Hailed as a success by the administration, the months and years to come will provide more insight into the program's legacy, as roughly 700,000 cars and trucks are expected to be traded in under the program.
From AAIA Capital Report
Yesterday officially marked the last day of the federal $3 billion
"Cash for Clunkers" program (extended until Wednesday), though many dealerships pulled the plug on
the program several days ago. Some dealerships, many currently owed in
excess of $1 million, voluntarily ended the program over concerns about
being repaid in a timely fashion, or possibly at all if the remainder
of the program's $2 billion extension ran out before Monday evening.
Others, in the wake of immense sales volumes and reports of a large
percentage of applications being rejected by the government, simply
took the day to fulfill all their filing requirements before the 8 p.m.
EST deadline that was announced last week.
Hailed as a success by the administration, the months and years to come
will provide more insight into the program's legacy, as roughly 700,000

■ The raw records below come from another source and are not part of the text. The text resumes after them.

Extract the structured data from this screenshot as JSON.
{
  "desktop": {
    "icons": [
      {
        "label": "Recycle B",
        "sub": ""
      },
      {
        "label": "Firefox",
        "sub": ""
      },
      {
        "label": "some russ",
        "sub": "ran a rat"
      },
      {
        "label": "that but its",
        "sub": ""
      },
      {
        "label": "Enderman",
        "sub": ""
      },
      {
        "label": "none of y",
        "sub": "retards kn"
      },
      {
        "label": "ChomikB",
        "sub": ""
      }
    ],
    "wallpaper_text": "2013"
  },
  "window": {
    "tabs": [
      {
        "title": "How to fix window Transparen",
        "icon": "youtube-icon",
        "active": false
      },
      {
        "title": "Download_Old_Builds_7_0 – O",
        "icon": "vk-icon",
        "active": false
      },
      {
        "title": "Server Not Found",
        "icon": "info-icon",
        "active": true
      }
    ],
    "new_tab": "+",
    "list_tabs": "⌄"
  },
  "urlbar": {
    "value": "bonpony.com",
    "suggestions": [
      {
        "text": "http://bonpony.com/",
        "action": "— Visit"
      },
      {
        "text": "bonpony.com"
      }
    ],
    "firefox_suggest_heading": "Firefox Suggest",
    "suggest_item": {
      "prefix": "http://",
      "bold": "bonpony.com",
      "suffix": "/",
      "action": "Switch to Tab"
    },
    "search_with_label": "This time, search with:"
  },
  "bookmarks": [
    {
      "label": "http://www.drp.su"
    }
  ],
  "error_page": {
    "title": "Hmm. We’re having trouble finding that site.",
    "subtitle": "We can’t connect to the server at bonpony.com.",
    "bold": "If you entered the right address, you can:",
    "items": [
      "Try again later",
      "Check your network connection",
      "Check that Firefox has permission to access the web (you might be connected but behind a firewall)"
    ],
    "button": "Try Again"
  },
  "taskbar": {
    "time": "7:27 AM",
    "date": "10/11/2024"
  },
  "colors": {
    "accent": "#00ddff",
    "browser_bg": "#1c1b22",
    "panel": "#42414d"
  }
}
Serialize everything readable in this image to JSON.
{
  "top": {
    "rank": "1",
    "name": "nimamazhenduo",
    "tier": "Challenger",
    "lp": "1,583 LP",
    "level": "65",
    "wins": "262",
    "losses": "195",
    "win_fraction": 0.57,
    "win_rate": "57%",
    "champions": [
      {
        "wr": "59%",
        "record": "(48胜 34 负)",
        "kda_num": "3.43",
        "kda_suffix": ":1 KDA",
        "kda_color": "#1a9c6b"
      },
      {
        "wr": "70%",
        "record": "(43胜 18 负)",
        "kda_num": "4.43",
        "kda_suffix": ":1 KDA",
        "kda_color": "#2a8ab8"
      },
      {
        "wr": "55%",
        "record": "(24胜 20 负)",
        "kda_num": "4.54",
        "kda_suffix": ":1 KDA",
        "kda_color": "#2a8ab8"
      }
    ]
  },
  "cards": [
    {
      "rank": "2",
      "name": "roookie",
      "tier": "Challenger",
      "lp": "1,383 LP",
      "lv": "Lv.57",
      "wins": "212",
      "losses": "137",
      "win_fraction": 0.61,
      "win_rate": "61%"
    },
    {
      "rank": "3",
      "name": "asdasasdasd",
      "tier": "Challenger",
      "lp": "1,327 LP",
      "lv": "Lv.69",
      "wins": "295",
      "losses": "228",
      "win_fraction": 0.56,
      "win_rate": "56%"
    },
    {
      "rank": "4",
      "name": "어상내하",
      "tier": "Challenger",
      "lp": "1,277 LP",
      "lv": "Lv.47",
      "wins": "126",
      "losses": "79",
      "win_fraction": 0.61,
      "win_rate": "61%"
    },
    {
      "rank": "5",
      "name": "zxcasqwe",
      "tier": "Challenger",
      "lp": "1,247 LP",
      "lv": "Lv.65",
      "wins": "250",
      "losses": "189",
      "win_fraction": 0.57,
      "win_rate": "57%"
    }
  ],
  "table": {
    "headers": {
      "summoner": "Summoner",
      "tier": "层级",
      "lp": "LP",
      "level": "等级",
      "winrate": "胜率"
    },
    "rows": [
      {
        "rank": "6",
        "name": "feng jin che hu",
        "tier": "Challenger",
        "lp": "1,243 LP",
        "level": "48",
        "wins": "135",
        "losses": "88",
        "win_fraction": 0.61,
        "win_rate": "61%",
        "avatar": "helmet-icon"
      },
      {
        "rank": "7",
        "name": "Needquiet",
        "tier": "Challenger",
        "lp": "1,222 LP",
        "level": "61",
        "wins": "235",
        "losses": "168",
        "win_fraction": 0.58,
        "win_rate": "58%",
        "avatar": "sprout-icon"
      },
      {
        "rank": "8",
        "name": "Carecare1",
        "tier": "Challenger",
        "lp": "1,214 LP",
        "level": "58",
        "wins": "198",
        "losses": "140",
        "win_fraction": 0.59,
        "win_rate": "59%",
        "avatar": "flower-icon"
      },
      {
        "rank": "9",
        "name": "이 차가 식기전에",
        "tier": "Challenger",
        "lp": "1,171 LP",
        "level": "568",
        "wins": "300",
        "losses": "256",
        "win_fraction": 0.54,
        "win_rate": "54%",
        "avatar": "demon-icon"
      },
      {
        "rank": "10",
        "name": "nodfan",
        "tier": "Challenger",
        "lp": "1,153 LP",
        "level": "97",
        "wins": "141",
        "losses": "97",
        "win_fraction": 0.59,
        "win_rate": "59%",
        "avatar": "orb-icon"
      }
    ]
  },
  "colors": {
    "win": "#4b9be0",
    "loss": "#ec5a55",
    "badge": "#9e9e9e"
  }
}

cars and trucks are expected to be traded in under the program. Due to
what many have indicated might be little more than a time-shifting of
new car sales, numbers for the coming months will likely be drastically
lower than those seen under the program. Many repair shops have already
noted that customers have opted to trade in cars that would have
otherwise been brought in for service or repair.
For more information on the program, visit www.cars.gov
. For information on AAIA's efforts to combat the program, visit www.fightcashforclunkers.org